►
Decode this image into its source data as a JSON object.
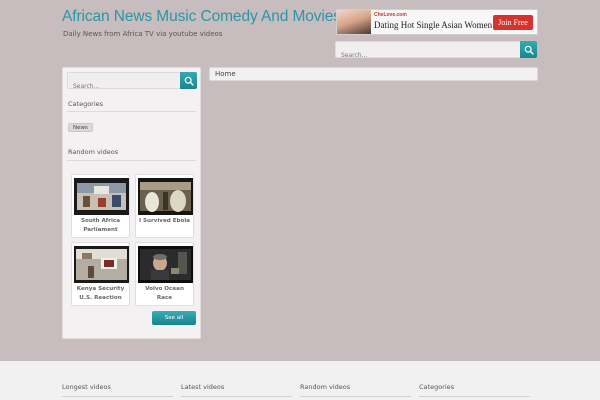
{
  "header": {
    "site_title": "African News Music Comedy And Movies",
    "tagline": "Daily News from Africa TV via youtube videos"
  },
  "ad": {
    "logo": "CheLove.com",
    "text": "Dating Hot Single Asian Women",
    "button": "Join Free"
  },
  "header_search": {
    "placeholder": "Search..."
  },
  "breadcrumb": {
    "home": "Home"
  },
  "sidebar": {
    "search_placeholder": "Search...",
    "categories_heading": "Categories",
    "category_tags": [
      "News"
    ],
    "random_heading": "Random videos",
    "videos": [
      {
        "title": "South Africa Parliament",
        "thumb_icon": "parliament-thumbnail"
      },
      {
        "title": "I Survived Ebola",
        "thumb_icon": "ebola-thumbnail"
      },
      {
        "title": "Kenya Security U.S. Reaction",
        "thumb_icon": "kenya-security-thumbnail"
      },
      {
        "title": "Volvo Ocean Race",
        "thumb_icon": "volvo-ocean-race-thumbnail"
      }
    ],
    "see_all": "See all"
  },
  "footer": {
    "columns": [
      "Longest videos",
      "Latest videos",
      "Random videos",
      "Categories"
    ]
  },
  "colors": {
    "background": "#c7bcbe",
    "accent": "#2a97a3",
    "ad_button": "#d6322e"
  }
}
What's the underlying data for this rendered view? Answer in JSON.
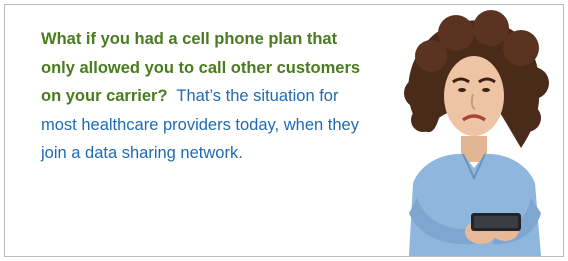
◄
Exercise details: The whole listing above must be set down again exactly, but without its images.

Your response:
Decode this image into its source data as a JSON object.
{
  "header": {
    "site_title": "African News Music Comedy And Movies",
    "tagline": "Daily News from Africa TV via youtube videos"
  },
  "ad": {
    "logo": "CheLove.com",
    "text": "Dating Hot Single Asian Women",
    "button": "Join Free"
  },
  "header_search": {
    "placeholder": "Search..."
  },
  "breadcrumb": {
    "home": "Home"
  },
  "sidebar": {
    "search_placeholder": "Search...",
    "categories_heading": "Categories",
    "category_tags": [
      "News"
    ],
    "random_heading": "Random videos",
    "videos": [
      {
        "title": "South Africa Parliament",
        "thumb_icon": "parliament-thumbnail"
      },
      {
        "title": "I Survived Ebola",
        "thumb_icon": "ebola-thumbnail"
      },
      {
        "title": "Kenya Security U.S. Reaction",
        "thumb_icon": "kenya-security-thumbnail"
      },
      {
        "title": "Volvo Ocean Race",
        "thumb_icon": "volvo-ocean-race-thumbnail"
      }
    ],
    "see_all": "See all"
  },
  "footer": {
    "columns": [
      "Longest videos",
      "Latest videos",
      "Random videos",
      "Categories"
    ]
  },
  "colors": {
    "background": "#c7bcbe",
    "accent": "#2a97a3",
    "ad_button": "#d6322e"
  }
}
What's the underlying data for this rendered view? Answer in JSON.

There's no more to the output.